Vaginal tumors may also protrude through the vulvar lips. Differentiation from vaginal prolapse can usually be made from history of estrous cycle stage, physical appearance of the mass, and cytological examination of impression smears made from the mass; biopsy is occasionally required. The most common vaginal tumor is a leiomyoma, which is a benign and often pedunculated tumor of the vaginal smooth muscle. Other common benign tumors are fibromas, lipomas, and polyps. Diagnosis is usually based on excisional biopsy. Transmissible venereal tumors, which are common in some areas, can be diagnosed on impression smear by the characteristic uniform population of large round cells. The most common malignant tumor affecting the vagina is a transitional cell carcinoma arising from the urethra and invading the vagina at the urethral papilla. Transitional cell carcinomas in this location produce dysuria (see Chapter 32) as the predominant clinical sign and are visualized by vaginoscopy.
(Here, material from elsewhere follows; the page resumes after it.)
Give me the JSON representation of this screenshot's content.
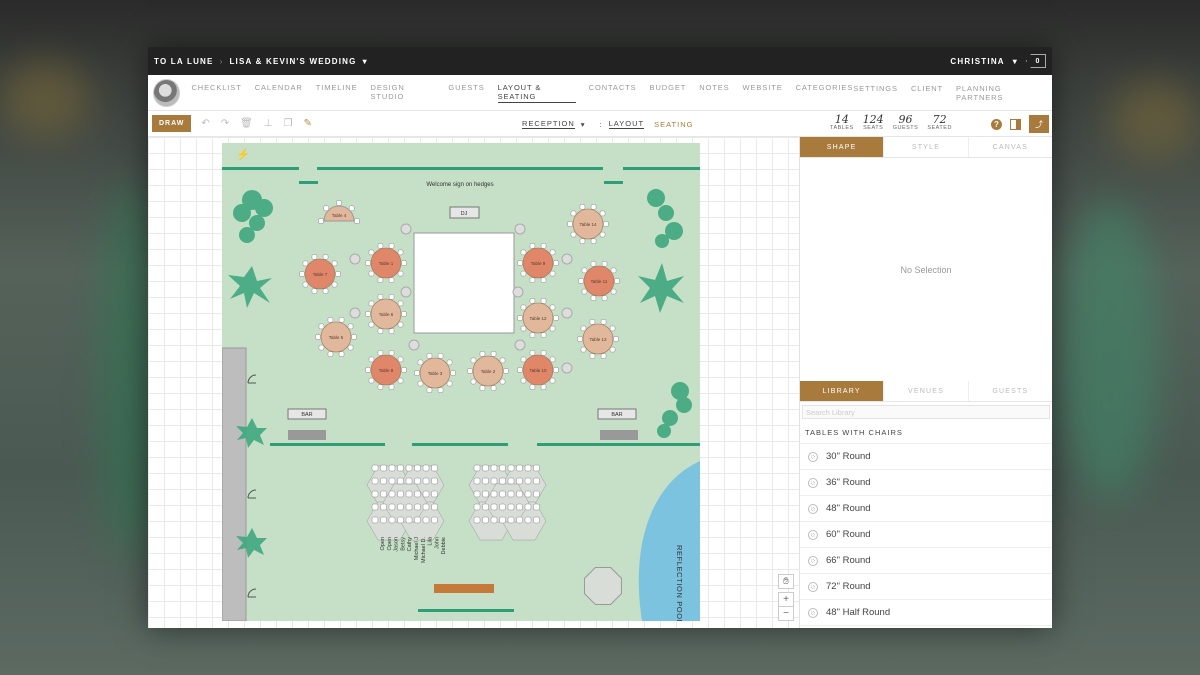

A prolapsed uterus is uncommon in both dogs and cats. Prolapse occurs at or within 48 hours of parturition or abortion, when the cervix is open. Diagnosis is made from the history of recent parturition and physical examination. The entire uterus or only one horn may prolapse. Depending on the severity and duration of the prolapse, clinical signs vary from straining and restlessness to hypovolemic or septic shock. In contrast to vaginal prolapse, uterine prolapse rarely recurs after the uterus is returned to its normal position.
Congenital Abnormalities. An anovulvar cleft results from incomplete closure of the skin from the dorsal vulvar commissure to the anus. Vulvar stenosis occurs at the junction of the vestibule with the labia as a result of incomplete fusion during fetal development.
Clitoral hypertrophy occurs in hermaphrodites, pseudohermaphrodites, normal females receiving androgenic drugs, secondary to irritation of the clitoral fossa, and rarely, animals with hyperadrenocorticism. Clitoral hypertrophy often persists after the inciting cause has been removed. If causing discomfort, evidenced by pain or excessive licking of the area, clitoridectomy is the treatment of choice.
Mammary Gland Abnormalities
Mammary gland enlargement can be due to milk accumulation, hypertrophy, inflammation, or neoplasia.
Galactosis. Galactosis refers to mammary accumulation of milk. Such accumulation is normal in advanced pregnancy and lactation. During weaning, in pseudopregnancy, and occasionally at the time of whelping, such accumulation may increase to the point that the mammae become painful and warm. There are no signs of systemic illness, and the white blood cell count is normal. Diagnosis is made from the history, physical examination, and cytologic examination of mammary fluid. Fluid expressed from the teats will look like milk; microscopically it contains variable numbers of neutrophils and macrophages with engulfed milk fat. Treatment is unnecessary in mild cases.